[Data records for software interfaces]
- - - - -

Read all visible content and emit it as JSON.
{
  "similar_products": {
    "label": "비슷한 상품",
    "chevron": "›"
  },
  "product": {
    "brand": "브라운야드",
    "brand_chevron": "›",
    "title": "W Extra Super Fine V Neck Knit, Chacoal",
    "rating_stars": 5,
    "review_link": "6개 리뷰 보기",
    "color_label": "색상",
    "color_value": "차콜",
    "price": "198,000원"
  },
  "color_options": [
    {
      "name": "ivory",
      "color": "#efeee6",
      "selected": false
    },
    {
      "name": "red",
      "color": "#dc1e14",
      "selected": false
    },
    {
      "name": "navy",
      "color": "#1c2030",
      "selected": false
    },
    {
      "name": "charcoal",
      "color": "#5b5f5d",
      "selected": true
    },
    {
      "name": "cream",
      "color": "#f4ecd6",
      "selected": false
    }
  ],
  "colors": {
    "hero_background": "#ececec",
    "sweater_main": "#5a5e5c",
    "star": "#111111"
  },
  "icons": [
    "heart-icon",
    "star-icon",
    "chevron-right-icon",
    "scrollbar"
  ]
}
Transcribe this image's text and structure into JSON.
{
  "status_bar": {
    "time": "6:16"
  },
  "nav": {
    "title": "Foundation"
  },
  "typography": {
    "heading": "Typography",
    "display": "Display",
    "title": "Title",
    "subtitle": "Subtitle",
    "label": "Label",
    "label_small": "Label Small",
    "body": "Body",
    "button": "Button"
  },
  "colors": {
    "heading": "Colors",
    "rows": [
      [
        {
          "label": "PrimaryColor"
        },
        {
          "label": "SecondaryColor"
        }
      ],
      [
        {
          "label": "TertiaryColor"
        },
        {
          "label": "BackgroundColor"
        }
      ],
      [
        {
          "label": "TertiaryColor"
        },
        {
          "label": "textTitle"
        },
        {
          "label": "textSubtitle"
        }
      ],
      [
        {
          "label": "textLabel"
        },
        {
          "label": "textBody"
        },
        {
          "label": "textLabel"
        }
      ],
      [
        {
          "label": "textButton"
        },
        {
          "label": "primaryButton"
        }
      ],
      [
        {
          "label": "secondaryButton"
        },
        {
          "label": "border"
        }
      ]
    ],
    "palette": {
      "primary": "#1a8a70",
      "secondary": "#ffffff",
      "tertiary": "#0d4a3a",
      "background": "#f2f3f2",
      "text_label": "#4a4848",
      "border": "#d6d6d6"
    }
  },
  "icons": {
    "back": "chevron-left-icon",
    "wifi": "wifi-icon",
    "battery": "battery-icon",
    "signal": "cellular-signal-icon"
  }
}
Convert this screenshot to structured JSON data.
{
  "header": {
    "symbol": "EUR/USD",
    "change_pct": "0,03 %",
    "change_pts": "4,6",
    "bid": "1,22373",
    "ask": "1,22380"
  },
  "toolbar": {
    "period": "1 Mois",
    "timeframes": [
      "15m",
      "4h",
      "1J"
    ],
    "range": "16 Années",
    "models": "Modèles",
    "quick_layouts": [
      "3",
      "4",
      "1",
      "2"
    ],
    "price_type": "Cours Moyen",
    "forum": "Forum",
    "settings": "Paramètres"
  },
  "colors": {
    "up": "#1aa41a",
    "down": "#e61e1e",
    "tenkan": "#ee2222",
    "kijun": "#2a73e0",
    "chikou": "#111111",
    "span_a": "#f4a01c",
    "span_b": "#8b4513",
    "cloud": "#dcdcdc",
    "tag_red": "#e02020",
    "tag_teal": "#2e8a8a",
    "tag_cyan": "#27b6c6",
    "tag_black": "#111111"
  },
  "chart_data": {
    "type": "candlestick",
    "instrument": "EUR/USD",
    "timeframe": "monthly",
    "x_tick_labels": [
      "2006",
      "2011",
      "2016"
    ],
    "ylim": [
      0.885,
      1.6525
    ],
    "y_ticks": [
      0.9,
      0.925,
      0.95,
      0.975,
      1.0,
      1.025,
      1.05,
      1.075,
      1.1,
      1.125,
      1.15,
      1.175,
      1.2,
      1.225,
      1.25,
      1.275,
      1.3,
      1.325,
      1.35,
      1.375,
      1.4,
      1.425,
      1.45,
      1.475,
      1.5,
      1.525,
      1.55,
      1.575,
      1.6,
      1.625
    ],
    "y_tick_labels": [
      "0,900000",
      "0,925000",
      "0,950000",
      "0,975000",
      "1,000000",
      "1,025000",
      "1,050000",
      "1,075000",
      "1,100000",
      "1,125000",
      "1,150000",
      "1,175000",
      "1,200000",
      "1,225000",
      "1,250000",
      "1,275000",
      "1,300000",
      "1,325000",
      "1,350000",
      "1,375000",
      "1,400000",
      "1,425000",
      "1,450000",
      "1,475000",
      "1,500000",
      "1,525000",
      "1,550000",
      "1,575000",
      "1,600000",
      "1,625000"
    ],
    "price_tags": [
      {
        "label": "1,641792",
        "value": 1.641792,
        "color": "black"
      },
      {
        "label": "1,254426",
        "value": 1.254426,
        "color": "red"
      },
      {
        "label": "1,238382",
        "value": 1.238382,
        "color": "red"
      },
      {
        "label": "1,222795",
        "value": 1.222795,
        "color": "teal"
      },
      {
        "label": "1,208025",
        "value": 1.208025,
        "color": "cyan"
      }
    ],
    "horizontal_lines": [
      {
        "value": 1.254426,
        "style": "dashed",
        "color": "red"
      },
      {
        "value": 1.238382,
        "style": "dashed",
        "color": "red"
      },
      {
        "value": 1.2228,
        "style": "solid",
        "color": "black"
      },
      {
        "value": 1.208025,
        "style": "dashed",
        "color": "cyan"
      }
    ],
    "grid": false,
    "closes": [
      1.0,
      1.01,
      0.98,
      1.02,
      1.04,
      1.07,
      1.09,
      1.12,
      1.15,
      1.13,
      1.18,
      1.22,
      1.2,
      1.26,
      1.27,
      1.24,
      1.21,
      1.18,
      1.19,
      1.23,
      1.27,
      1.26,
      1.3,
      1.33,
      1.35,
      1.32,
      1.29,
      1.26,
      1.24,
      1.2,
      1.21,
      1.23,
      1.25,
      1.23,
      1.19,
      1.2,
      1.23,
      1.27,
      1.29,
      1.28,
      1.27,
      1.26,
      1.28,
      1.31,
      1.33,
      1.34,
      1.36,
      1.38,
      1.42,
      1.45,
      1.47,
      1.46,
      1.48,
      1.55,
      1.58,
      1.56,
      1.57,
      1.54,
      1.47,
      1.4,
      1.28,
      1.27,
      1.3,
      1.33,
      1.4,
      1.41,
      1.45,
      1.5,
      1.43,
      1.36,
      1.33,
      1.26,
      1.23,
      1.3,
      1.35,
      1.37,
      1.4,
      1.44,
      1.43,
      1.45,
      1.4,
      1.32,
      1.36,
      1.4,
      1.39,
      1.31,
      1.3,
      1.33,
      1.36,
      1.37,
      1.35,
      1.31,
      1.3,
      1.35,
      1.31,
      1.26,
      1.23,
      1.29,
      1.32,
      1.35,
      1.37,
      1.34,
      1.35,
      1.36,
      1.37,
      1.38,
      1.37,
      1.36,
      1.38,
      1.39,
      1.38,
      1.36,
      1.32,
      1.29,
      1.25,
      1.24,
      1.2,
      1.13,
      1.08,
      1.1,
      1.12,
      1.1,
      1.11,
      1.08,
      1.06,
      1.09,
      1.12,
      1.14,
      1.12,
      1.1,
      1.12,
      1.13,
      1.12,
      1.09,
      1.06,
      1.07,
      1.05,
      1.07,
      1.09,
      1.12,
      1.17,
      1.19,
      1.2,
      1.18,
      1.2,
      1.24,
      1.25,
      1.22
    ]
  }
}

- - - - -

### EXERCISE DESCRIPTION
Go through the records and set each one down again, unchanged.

### RESULT
Read all visible content and emit it as JSON.
{
  "similar_products": {
    "label": "비슷한 상품",
    "chevron": "›"
  },
  "product": {
    "brand": "브라운야드",
    "brand_chevron": "›",
    "title": "W Extra Super Fine V Neck Knit, Chacoal",
    "rating_stars": 5,
    "review_link": "6개 리뷰 보기",
    "color_label": "색상",
    "color_value": "차콜",
    "price": "198,000원"
  },
  "color_options": [
    {
      "name": "ivory",
      "color": "#efeee6",
      "selected": false
    },
    {
      "name": "red",
      "color": "#dc1e14",
      "selected": false
    },
    {
      "name": "navy",
      "color": "#1c2030",
      "selected": false
    },
    {
      "name": "charcoal",
      "color": "#5b5f5d",
      "selected": true
    },
    {
      "name": "cream",
      "color": "#f4ecd6",
      "selected": false
    }
  ],
  "colors": {
    "hero_background": "#ececec",
    "sweater_main": "#5a5e5c",
    "star": "#111111"
  },
  "icons": [
    "heart-icon",
    "star-icon",
    "chevron-right-icon",
    "scrollbar"
  ]
}
Transcribe this image's text and structure into JSON.
{
  "status_bar": {
    "time": "6:16"
  },
  "nav": {
    "title": "Foundation"
  },
  "typography": {
    "heading": "Typography",
    "display": "Display",
    "title": "Title",
    "subtitle": "Subtitle",
    "label": "Label",
    "label_small": "Label Small",
    "body": "Body",
    "button": "Button"
  },
  "colors": {
    "heading": "Colors",
    "rows": [
      [
        {
          "label": "PrimaryColor"
        },
        {
          "label": "SecondaryColor"
        }
      ],
      [
        {
          "label": "TertiaryColor"
        },
        {
          "label": "BackgroundColor"
        }
      ],
      [
        {
          "label": "TertiaryColor"
        },
        {
          "label": "textTitle"
        },
        {
          "label": "textSubtitle"
        }
      ],
      [
        {
          "label": "textLabel"
        },
        {
          "label": "textBody"
        },
        {
          "label": "textLabel"
        }
      ],
      [
        {
          "label": "textButton"
        },
        {
          "label": "primaryButton"
        }
      ],
      [
        {
          "label": "secondaryButton"
        },
        {
          "label": "border"
        }
      ]
    ],
    "palette": {
      "primary": "#1a8a70",
      "secondary": "#ffffff",
      "tertiary": "#0d4a3a",
      "background": "#f2f3f2",
      "text_label": "#4a4848",
      "border": "#d6d6d6"
    }
  },
  "icons": {
    "back": "chevron-left-icon",
    "wifi": "wifi-icon",
    "battery": "battery-icon",
    "signal": "cellular-signal-icon"
  }
}
Convert this screenshot to structured JSON data.
{
  "header": {
    "symbol": "EUR/USD",
    "change_pct": "0,03 %",
    "change_pts": "4,6",
    "bid": "1,22373",
    "ask": "1,22380"
  },
  "toolbar": {
    "period": "1 Mois",
    "timeframes": [
      "15m",
      "4h",
      "1J"
    ],
    "range": "16 Années",
    "models": "Modèles",
    "quick_layouts": [
      "3",
      "4",
      "1",
      "2"
    ],
    "price_type": "Cours Moyen",
    "forum": "Forum",
    "settings": "Paramètres"
  },
  "colors": {
    "up": "#1aa41a",
    "down": "#e61e1e",
    "tenkan": "#ee2222",
    "kijun": "#2a73e0",
    "chikou": "#111111",
    "span_a": "#f4a01c",
    "span_b": "#8b4513",
    "cloud": "#dcdcdc",
    "tag_red": "#e02020",
    "tag_teal": "#2e8a8a",
    "tag_cyan": "#27b6c6",
    "tag_black": "#111111"
  },
  "chart_data": {
    "type": "candlestick",
    "instrument": "EUR/USD",
    "timeframe": "monthly",
    "x_tick_labels": [
      "2006",
      "2011",
      "2016"
    ],
    "ylim": [
      0.885,
      1.6525
    ],
    "y_ticks": [
      0.9,
      0.925,
      0.95,
      0.975,
      1.0,
      1.025,
      1.05,
      1.075,
      1.1,
      1.125,
      1.15,
      1.175,
      1.2,
      1.225,
      1.25,
      1.275,
      1.3,
      1.325,
      1.35,
      1.375,
      1.4,
      1.425,
      1.45,
      1.475,
      1.5,
      1.525,
      1.55,
      1.575,
      1.6,
      1.625
    ],
    "y_tick_labels": [
      "0,900000",
      "0,925000",
      "0,950000",
      "0,975000",
      "1,000000",
      "1,025000",
      "1,050000",
      "1,075000",
      "1,100000",
      "1,125000",
      "1,150000",
      "1,175000",
      "1,200000",
      "1,225000",
      "1,250000",
      "1,275000",
      "1,300000",
      "1,325000",
      "1,350000",
      "1,375000",
      "1,400000",
      "1,425000",
      "1,450000",
      "1,475000",
      "1,500000",
      "1,525000",
      "1,550000",
      "1,575000",
      "1,600000",
      "1,625000"
    ],
    "price_tags": [
      {
        "label": "1,641792",
        "value": 1.641792,
        "color": "black"
      },
      {
        "label": "1,254426",
        "value": 1.254426,
        "color": "red"
      },
      {
        "label": "1,238382",
        "value": 1.238382,
        "color": "red"
      },
      {
        "label": "1,222795",
        "value": 1.222795,
        "color": "teal"
      },
      {
        "label": "1,208025",
        "value": 1.208025,
        "color": "cyan"
      }
    ],
    "horizontal_lines": [
      {
        "value": 1.254426,
        "style": "dashed",
        "color": "red"
      },
      {
        "value": 1.238382,
        "style": "dashed",
        "color": "red"
      },
      {
        "value": 1.2228,
        "style": "solid",
        "color": "black"
      },
      {
        "value": 1.208025,
        "style": "dashed",
        "color": "cyan"
      }
    ],
    "grid": false,
    "closes": [
      1.0,
      1.01,
      0.98,
      1.02,
      1.04,
      1.07,
      1.09,
      1.12,
      1.15,
      1.13,
      1.18,
      1.22,
      1.2,
      1.26,
      1.27,
      1.24,
      1.21,
      1.18,
      1.19,
      1.23,
      1.27,
      1.26,
      1.3,
      1.33,
      1.35,
      1.32,
      1.29,
      1.26,
      1.24,
      1.2,
      1.21,
      1.23,
      1.25,
      1.23,
      1.19,
      1.2,
      1.23,
      1.27,
      1.29,
      1.28,
      1.27,
      1.26,
      1.28,
      1.31,
      1.33,
      1.34,
      1.36,
      1.38,
      1.42,
      1.45,
      1.47,
      1.46,
      1.48,
      1.55,
      1.58,
      1.56,
      1.57,
      1.54,
      1.47,
      1.4,
      1.28,
      1.27,
      1.3,
      1.33,
      1.4,
      1.41,
      1.45,
      1.5,
      1.43,
      1.36,
      1.33,
      1.26,
      1.23,
      1.3,
      1.35,
      1.37,
      1.4,
      1.44,
      1.43,
      1.45,
      1.4,
      1.32,
      1.36,
      1.4,
      1.39,
      1.31,
      1.3,
      1.33,
      1.36,
      1.37,
      1.35,
      1.31,
      1.3,
      1.35,
      1.31,
      1.26,
      1.23,
      1.29,
      1.32,
      1.35,
      1.37,
      1.34,
      1.35,
      1.36,
      1.37,
      1.38,
      1.37,
      1.36,
      1.38,
      1.39,
      1.38,
      1.36,
      1.32,
      1.29,
      1.25,
      1.24,
      1.2,
      1.13,
      1.08,
      1.1,
      1.12,
      1.1,
      1.11,
      1.08,
      1.06,
      1.09,
      1.12,
      1.14,
      1.12,
      1.1,
      1.12,
      1.13,
      1.12,
      1.09,
      1.06,
      1.07,
      1.05,
      1.07,
      1.09,
      1.12,
      1.17,
      1.19,
      1.2,
      1.18,
      1.2,
      1.24,
      1.25,
      1.22
    ]
  }
}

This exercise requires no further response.